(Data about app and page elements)
--
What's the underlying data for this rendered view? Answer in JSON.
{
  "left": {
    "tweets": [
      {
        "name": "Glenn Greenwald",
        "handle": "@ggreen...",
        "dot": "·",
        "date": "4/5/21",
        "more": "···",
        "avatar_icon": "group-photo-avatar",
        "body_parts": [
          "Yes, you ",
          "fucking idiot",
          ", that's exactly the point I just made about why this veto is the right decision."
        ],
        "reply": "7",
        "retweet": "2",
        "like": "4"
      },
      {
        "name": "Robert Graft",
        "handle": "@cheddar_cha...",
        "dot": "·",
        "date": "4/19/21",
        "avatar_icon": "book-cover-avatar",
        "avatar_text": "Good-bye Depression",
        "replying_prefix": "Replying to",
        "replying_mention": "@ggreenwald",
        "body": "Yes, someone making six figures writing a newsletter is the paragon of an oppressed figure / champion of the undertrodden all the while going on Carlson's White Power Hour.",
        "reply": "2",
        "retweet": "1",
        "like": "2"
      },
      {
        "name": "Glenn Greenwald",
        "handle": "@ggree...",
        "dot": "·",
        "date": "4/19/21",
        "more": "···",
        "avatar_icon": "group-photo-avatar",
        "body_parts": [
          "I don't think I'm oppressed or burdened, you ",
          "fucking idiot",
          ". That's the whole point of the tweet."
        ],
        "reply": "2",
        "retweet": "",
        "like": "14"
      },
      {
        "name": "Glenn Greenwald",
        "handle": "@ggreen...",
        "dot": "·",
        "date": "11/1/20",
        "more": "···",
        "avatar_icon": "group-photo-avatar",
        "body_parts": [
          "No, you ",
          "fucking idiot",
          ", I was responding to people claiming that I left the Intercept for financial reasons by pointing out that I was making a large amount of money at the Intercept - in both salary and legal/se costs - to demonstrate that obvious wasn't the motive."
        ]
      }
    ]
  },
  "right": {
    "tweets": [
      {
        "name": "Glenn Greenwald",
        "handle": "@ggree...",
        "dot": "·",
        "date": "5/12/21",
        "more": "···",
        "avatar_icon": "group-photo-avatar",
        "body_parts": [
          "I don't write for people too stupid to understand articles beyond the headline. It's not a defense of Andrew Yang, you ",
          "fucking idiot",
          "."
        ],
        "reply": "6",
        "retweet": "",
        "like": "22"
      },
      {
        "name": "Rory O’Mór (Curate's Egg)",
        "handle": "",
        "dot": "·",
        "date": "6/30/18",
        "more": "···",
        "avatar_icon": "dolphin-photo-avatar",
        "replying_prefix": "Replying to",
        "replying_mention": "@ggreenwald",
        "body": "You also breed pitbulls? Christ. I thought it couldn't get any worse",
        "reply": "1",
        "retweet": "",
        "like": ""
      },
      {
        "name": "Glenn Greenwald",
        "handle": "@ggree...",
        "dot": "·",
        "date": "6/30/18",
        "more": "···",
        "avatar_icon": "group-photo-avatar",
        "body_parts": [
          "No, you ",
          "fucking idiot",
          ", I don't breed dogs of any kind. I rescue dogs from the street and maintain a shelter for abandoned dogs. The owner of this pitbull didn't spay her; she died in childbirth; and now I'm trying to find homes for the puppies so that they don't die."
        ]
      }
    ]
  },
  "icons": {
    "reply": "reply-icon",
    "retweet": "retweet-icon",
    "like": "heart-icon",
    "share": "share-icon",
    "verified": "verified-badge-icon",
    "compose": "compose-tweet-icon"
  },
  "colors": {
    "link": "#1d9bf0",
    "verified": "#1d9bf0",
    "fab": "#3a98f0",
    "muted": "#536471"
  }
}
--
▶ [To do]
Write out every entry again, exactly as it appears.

▶ [Response to this exercise]
What's the underlying data for this rendered view? Answer in JSON.
{
  "left": {
    "tweets": [
      {
        "name": "Glenn Greenwald",
        "handle": "@ggreen...",
        "dot": "·",
        "date": "4/5/21",
        "more": "···",
        "avatar_icon": "group-photo-avatar",
        "body_parts": [
          "Yes, you ",
          "fucking idiot",
          ", that's exactly the point I just made about why this veto is the right decision."
        ],
        "reply": "7",
        "retweet": "2",
        "like": "4"
      },
      {
        "name": "Robert Graft",
        "handle": "@cheddar_cha...",
        "dot": "·",
        "date": "4/19/21",
        "avatar_icon": "book-cover-avatar",
        "avatar_text": "Good-bye Depression",
        "replying_prefix": "Replying to",
        "replying_mention": "@ggreenwald",
        "body": "Yes, someone making six figures writing a newsletter is the paragon of an oppressed figure / champion of the undertrodden all the while going on Carlson's White Power Hour.",
        "reply": "2",
        "retweet": "1",
        "like": "2"
      },
      {
        "name": "Glenn Greenwald",
        "handle": "@ggree...",
        "dot": "·",
        "date": "4/19/21",
        "more": "···",
        "avatar_icon": "group-photo-avatar",
        "body_parts": [
          "I don't think I'm oppressed or burdened, you ",
          "fucking idiot",
          ". That's the whole point of the tweet."
        ],
        "reply": "2",
        "retweet": "",
        "like": "14"
      },
      {
        "name": "Glenn Greenwald",
        "handle": "@ggreen...",
        "dot": "·",
        "date": "11/1/20",
        "more": "···",
        "avatar_icon": "group-photo-avatar",
        "body_parts": [
          "No, you ",
          "fucking idiot",
          ", I was responding to people claiming that I left the Intercept for financial reasons by pointing out that I was making a large amount of money at the Intercept - in both salary and legal/se costs - to demonstrate that obvious wasn't the motive."
        ]
      }
    ]
  },
  "right": {
    "tweets": [
      {
        "name": "Glenn Greenwald",
        "handle": "@ggree...",
        "dot": "·",
        "date": "5/12/21",
        "more": "···",
        "avatar_icon": "group-photo-avatar",
        "body_parts": [
          "I don't write for people too stupid to understand articles beyond the headline. It's not a defense of Andrew Yang, you ",
          "fucking idiot",
          "."
        ],
        "reply": "6",
        "retweet": "",
        "like": "22"
      },
      {
        "name": "Rory O’Mór (Curate's Egg)",
        "handle": "",
        "dot": "·",
        "date": "6/30/18",
        "more": "···",
        "avatar_icon": "dolphin-photo-avatar",
        "replying_prefix": "Replying to",
        "replying_mention": "@ggreenwald",
        "body": "You also breed pitbulls? Christ. I thought it couldn't get any worse",
        "reply": "1",
        "retweet": "",
        "like": ""
      },
      {
        "name": "Glenn Greenwald",
        "handle": "@ggree...",
        "dot": "·",
        "date": "6/30/18",
        "more": "···",
        "avatar_icon": "group-photo-avatar",
        "body_parts": [
          "No, you ",
          "fucking idiot",
          ", I don't breed dogs of any kind. I rescue dogs from the street and maintain a shelter for abandoned dogs. The owner of this pitbull didn't spay her; she died in childbirth; and now I'm trying to find homes for the puppies so that they don't die."
        ]
      }
    ]
  },
  "icons": {
    "reply": "reply-icon",
    "retweet": "retweet-icon",
    "like": "heart-icon",
    "share": "share-icon",
    "verified": "verified-badge-icon",
    "compose": "compose-tweet-icon"
  },
  "colors": {
    "link": "#1d9bf0",
    "verified": "#1d9bf0",
    "fab": "#3a98f0",
    "muted": "#536471"
  }
}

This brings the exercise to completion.